you must make a judgment call as to what things are just way out there 
and are not going to happen in our lifetimes, and things which have a 
realistic chance of working on the time scale that we are planning for.
  And when all of the experts that you convene to look at this 
unanimously say that this system makes no sense, then it makes no sense 
to spend taxpayer money until we get the breakthroughs that might some 
day make it possible.
  Mr. Chair, I yield back the balance of my time.
  The Acting CHAIR. The question is on the amendment offered by the 
gentleman from Illinois (Mr. Foster).
  The question was taken; and the Acting Chair announced that the noes 
appeared to have it.
  Mr. FOSTER. Mr. Chair, I demand a recorded vote.
  The Acting CHAIR. Pursuant to clause 6 of rule XVIII, further 
proceedings on the amendment offered by the gentleman from Illinois 
will be postponed.

                              {time}  1815

  Mr. VISCLOSKY. Mr. Chairman, I move to strike the last word.

[[Page H5805]]

  The Acting CHAIR. The gentleman from Indiana is recognized for 5 
  Mr. VISCLOSKY. Mr. Chairman, I yield to my colleague from Illinois 
for a colloquy.
  Mr. FOSTER. Mr. Chairman, I thank the gentleman from Indiana for 
  As the only Ph.D. physicist in Congress, I would like to take a 
moment to highlight the risks of underfunding both nuclear 
nonproliferation and detection.
  When discussing the dangers of nuclear weapons, we often overfocus 
our attention on missiles and missile defense. Unfortunately, 
proliferation challenges are changing significantly, and there are, 
unfortunately, many ways to deliver a nuclear weapon, for example, the 
smuggling of nuclear radiological materials into the United States 
through our maritime ports or borders or through the use of commercial 
and recreational vehicles to deliver waterborne nuclear devices.
  We must focus our resources on developing and deploying technologies 
that will lead to a substantial improvement in our ability to detect, 
verify, and monitor fissile material and devices. And we must continue 
to strengthen our workforce at our national laboratories by continuing 
to recruit the best and the brightest technical experts.
  I note that much of this expertise is the same as will be required to 
ensure complete, verifiable, and irreversible dismantlement of North 
Korea's nuclear weapons programs and their nuclear weapons.
  We can have the most expensive missile defense system in the world, 
but unless we address these unconventional threats as well, it is 
simply a false sense of security.
  So it is my hope that, by raising these concerns and rebalancing our 
spending, we will continue to develop new and innovative ideas to 
detect and monitor the nonproliferation of nuclear weapons and 
materials and, ultimately, make the world a safer place.
  Mr. VISCLOSKY. Mr. Chairman, I appreciate the gentleman's comments 
and acknowledge his expertise as a fellow member of the Nuclear 
Security Working Group.
  I am grateful that Mr. Foster has raised the important subject of 
nuclear smuggling and for his continued commitment to addressing 
nuclear security issues.

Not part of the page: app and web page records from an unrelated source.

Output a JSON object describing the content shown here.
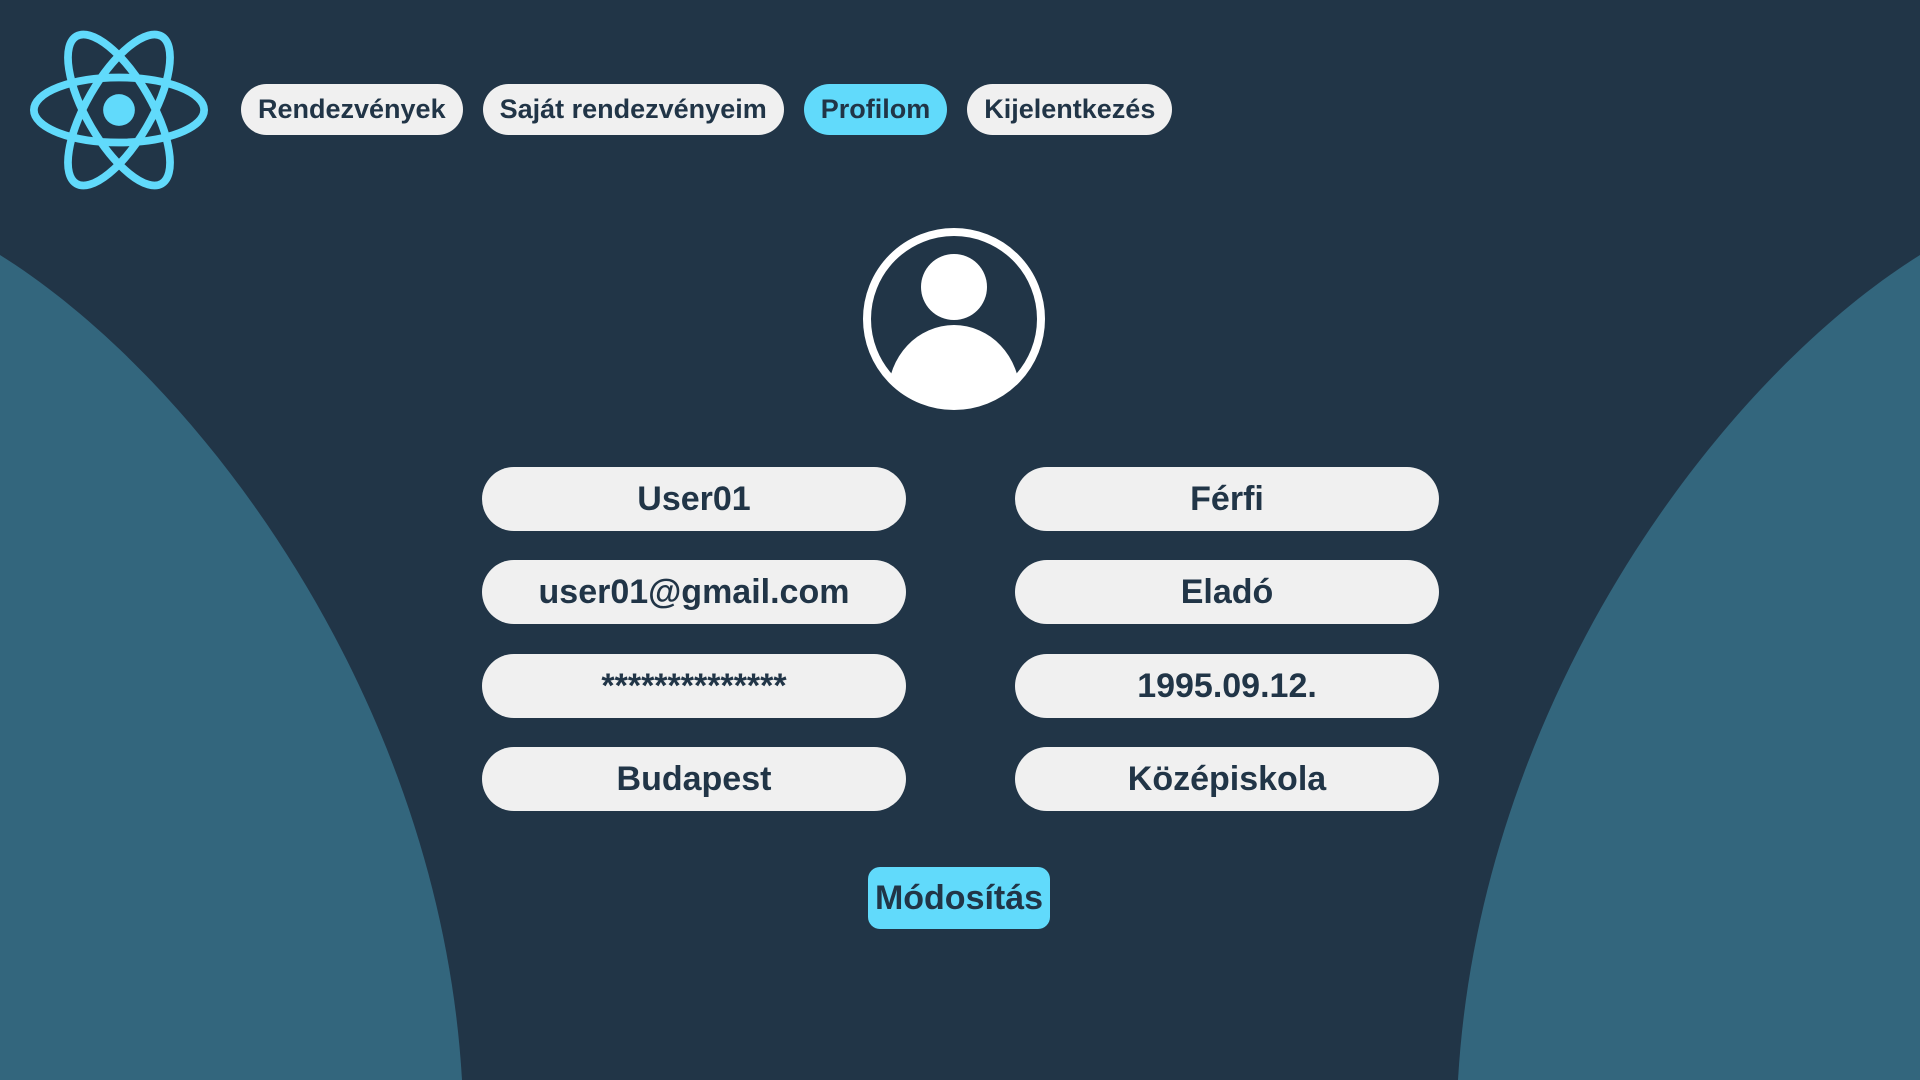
{
  "theme": {
    "background": "#213547",
    "curve_color": "#33667d",
    "accent": "#61dafb",
    "field_background": "#f0f0f0",
    "text_color": "#213547"
  },
  "header": {
    "logo_icon": "react-atom-icon",
    "nav": [
      {
        "label": "Rendezvények",
        "active": false
      },
      {
        "label": "Saját rendezvényeim",
        "active": false
      },
      {
        "label": "Profilom",
        "active": true
      },
      {
        "label": "Kijelentkezés",
        "active": false
      }
    ]
  },
  "profile": {
    "avatar_icon": "user-avatar-icon",
    "fields_left": [
      "User01",
      "user01@gmail.com",
      "**************",
      "Budapest"
    ],
    "fields_right": [
      "Férfi",
      "Eladó",
      "1995.09.12.",
      "Középiskola"
    ],
    "submit_label": "Módosítás"
  }
}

We must be relentless in developing the 
technologies that will help us identify and counter nuclear smuggling 
before dangerous materials fall into terrorist hands.
  The 2018 Nuclear Posture Review acknowledges the importance of 

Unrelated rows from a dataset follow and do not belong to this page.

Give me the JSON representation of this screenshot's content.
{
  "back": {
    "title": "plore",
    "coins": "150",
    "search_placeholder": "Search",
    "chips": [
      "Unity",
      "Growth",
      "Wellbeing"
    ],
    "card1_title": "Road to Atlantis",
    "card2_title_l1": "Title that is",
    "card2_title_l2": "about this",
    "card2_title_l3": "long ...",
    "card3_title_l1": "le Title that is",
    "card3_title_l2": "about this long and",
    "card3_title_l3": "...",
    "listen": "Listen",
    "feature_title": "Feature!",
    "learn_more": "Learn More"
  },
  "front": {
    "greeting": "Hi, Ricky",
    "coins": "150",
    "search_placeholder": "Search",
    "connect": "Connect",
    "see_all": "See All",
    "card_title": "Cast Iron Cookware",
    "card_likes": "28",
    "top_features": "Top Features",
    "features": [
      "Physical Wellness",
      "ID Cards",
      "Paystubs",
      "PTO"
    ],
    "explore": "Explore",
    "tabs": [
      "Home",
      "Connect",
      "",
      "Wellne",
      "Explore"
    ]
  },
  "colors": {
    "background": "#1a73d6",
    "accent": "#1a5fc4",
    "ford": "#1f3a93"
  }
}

nonproliferation and countering nuclear terrorism. But I do not believe 
the document is forward-thinking enough when it comes to developing a 

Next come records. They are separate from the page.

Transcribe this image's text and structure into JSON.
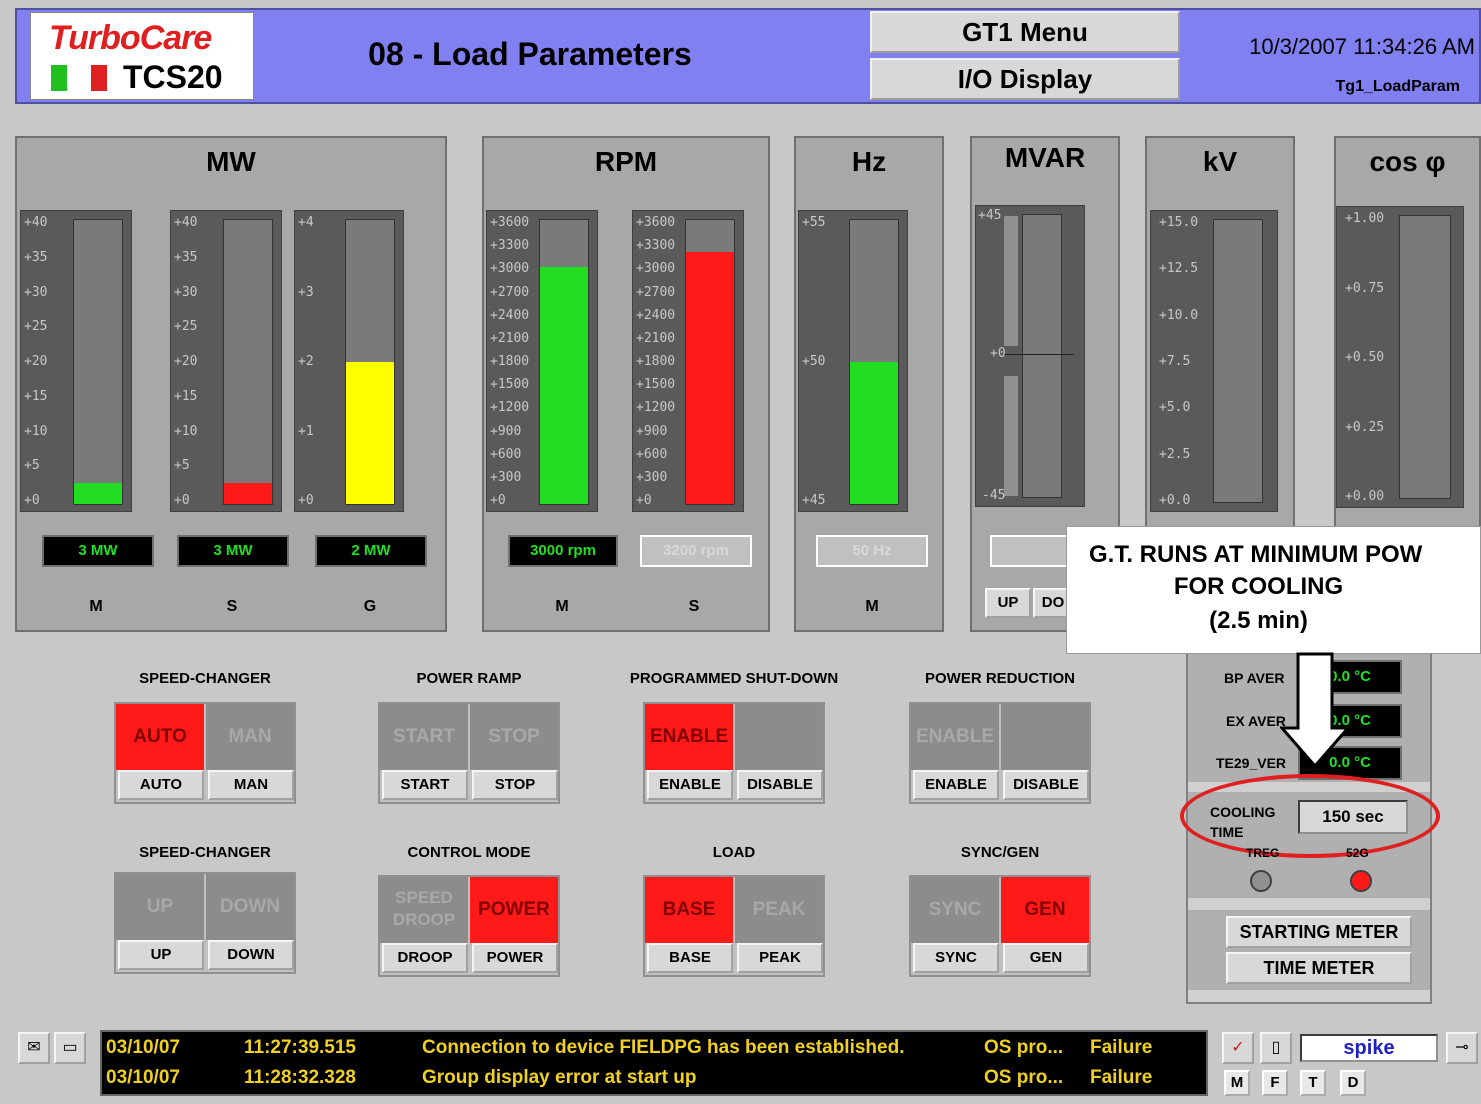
{
  "header": {
    "brand": "TurboCare",
    "model": "TCS20",
    "title": "08 - Load Parameters",
    "menu1": "GT1 Menu",
    "menu2": "I/O Display",
    "datetime": "10/3/2007 11:34:26 AM",
    "screen_id": "Tg1_LoadParam"
  },
  "panels": {
    "mw": {
      "title": "MW",
      "gauges": [
        {
          "label": "M",
          "readout": "3 MW",
          "ticks": [
            "+40",
            "+35",
            "+30",
            "+25",
            "+20",
            "+15",
            "+10",
            "+5",
            "+0"
          ],
          "fill_fraction": 0.075,
          "color": "#22dd22"
        },
        {
          "label": "S",
          "readout": "3 MW",
          "ticks": [
            "+40",
            "+35",
            "+30",
            "+25",
            "+20",
            "+15",
            "+10",
            "+5",
            "+0"
          ],
          "fill_fraction": 0.075,
          "color": "#ff1a1a"
        },
        {
          "label": "G",
          "readout": "2 MW",
          "ticks": [
            "+4",
            "+3",
            "+2",
            "+1",
            "+0"
          ],
          "fill_fraction": 0.5,
          "color": "#ffff00"
        }
      ]
    },
    "rpm": {
      "title": "RPM",
      "gauges": [
        {
          "label": "M",
          "readout": "3000 rpm",
          "ticks": [
            "+3600",
            "+3300",
            "+3000",
            "+2700",
            "+2400",
            "+2100",
            "+1800",
            "+1500",
            "+1200",
            "+900",
            "+600",
            "+300",
            "+0"
          ],
          "fill_fraction": 0.833,
          "color": "#22dd22"
        },
        {
          "label": "S",
          "readout": "3200 rpm",
          "ticks": [
            "+3600",
            "+3300",
            "+3000",
            "+2700",
            "+2400",
            "+2100",
            "+1800",
            "+1500",
            "+1200",
            "+900",
            "+600",
            "+300",
            "+0"
          ],
          "fill_fraction": 0.888,
          "color": "#ff1a1a"
        }
      ]
    },
    "hz": {
      "title": "Hz",
      "gauges": [
        {
          "label": "M",
          "readout": "50 Hz",
          "ticks": [
            "+55",
            "+50",
            "+45"
          ],
          "fill_fraction": 0.5,
          "color": "#22dd22"
        }
      ]
    },
    "mvar": {
      "title": "MVAR",
      "ticks": [
        "+45",
        "+0",
        "-45"
      ],
      "up_label": "UP",
      "down_label": "DO"
    },
    "kv": {
      "title": "kV",
      "ticks": [
        "+15.0",
        "+12.5",
        "+10.0",
        "+7.5",
        "+5.0",
        "+2.5",
        "+0.0"
      ]
    },
    "cos": {
      "title": "cos φ",
      "ticks": [
        "+1.00",
        "+0.75",
        "+0.50",
        "+0.25",
        "+0.00"
      ]
    }
  },
  "controls": [
    {
      "title": "SPEED-CHANGER",
      "states": [
        {
          "text": "AUTO",
          "on": true
        },
        {
          "text": "MAN",
          "on": false
        }
      ],
      "buttons": [
        "AUTO",
        "MAN"
      ]
    },
    {
      "title": "POWER RAMP",
      "states": [
        {
          "text": "START",
          "on": false
        },
        {
          "text": "STOP",
          "on": false
        }
      ],
      "buttons": [
        "START",
        "STOP"
      ]
    },
    {
      "title": "PROGRAMMED SHUT-DOWN",
      "states": [
        {
          "text": "ENABLE",
          "on": true
        },
        {
          "text": "",
          "on": false
        }
      ],
      "buttons": [
        "ENABLE",
        "DISABLE"
      ]
    },
    {
      "title": "POWER REDUCTION",
      "states": [
        {
          "text": "ENABLE",
          "on": false
        },
        {
          "text": "",
          "on": false
        }
      ],
      "buttons": [
        "ENABLE",
        "DISABLE"
      ]
    },
    {
      "title": "SPEED-CHANGER",
      "states": [
        {
          "text": "UP",
          "on": false
        },
        {
          "text": "DOWN",
          "on": false
        }
      ],
      "buttons": [
        "UP",
        "DOWN"
      ]
    },
    {
      "title": "CONTROL MODE",
      "states": [
        {
          "text": "SPEED DROOP",
          "on": false
        },
        {
          "text": "POWER",
          "on": true
        }
      ],
      "buttons": [
        "DROOP",
        "POWER"
      ]
    },
    {
      "title": "LOAD",
      "states": [
        {
          "text": "BASE",
          "on": true
        },
        {
          "text": "PEAK",
          "on": false
        }
      ],
      "buttons": [
        "BASE",
        "PEAK"
      ]
    },
    {
      "title": "SYNC/GEN",
      "states": [
        {
          "text": "SYNC",
          "on": false
        },
        {
          "text": "GEN",
          "on": true
        }
      ],
      "buttons": [
        "SYNC",
        "GEN"
      ]
    }
  ],
  "temps": {
    "bp_label": "BP AVER",
    "bp_value": "0.0 °C",
    "ex_label": "EX AVER",
    "ex_value": "0.0 °C",
    "te_label": "TE29_VER",
    "te_value": "0.0 °C",
    "cooling_label1": "COOLING",
    "cooling_label2": "TIME",
    "cooling_value": "150 sec",
    "lamp1_label": "TREG",
    "lamp2_label": "52G",
    "starting_meter": "STARTING METER",
    "time_meter": "TIME METER"
  },
  "callout": {
    "line1": "G.T. RUNS AT MINIMUM POW",
    "line2": "FOR COOLING",
    "line3": "(2.5 min)"
  },
  "alarms": [
    {
      "date": "03/10/07",
      "time": "11:27:39.515",
      "message": "Connection to device FIELDPG has been established.",
      "source": "OS pro...",
      "status": "Failure"
    },
    {
      "date": "03/10/07",
      "time": "11:28:32.328",
      "message": "Group display error at start up",
      "source": "OS pro...",
      "status": "Failure"
    }
  ],
  "footer": {
    "user": "spike",
    "btn_m": "M",
    "btn_f": "F",
    "btn_t": "T",
    "btn_d": "D"
  }
}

plan to address future threats. We must continue to invest in research 
and development of nonproliferation technologies so we will have the 
tools that we need to keep our Nation secure in an increasingly complex 
nuclear environment.
  Again, Mr. Chairman, I appreciate the gentleman's raising it, and I 
yield back the balance of my time.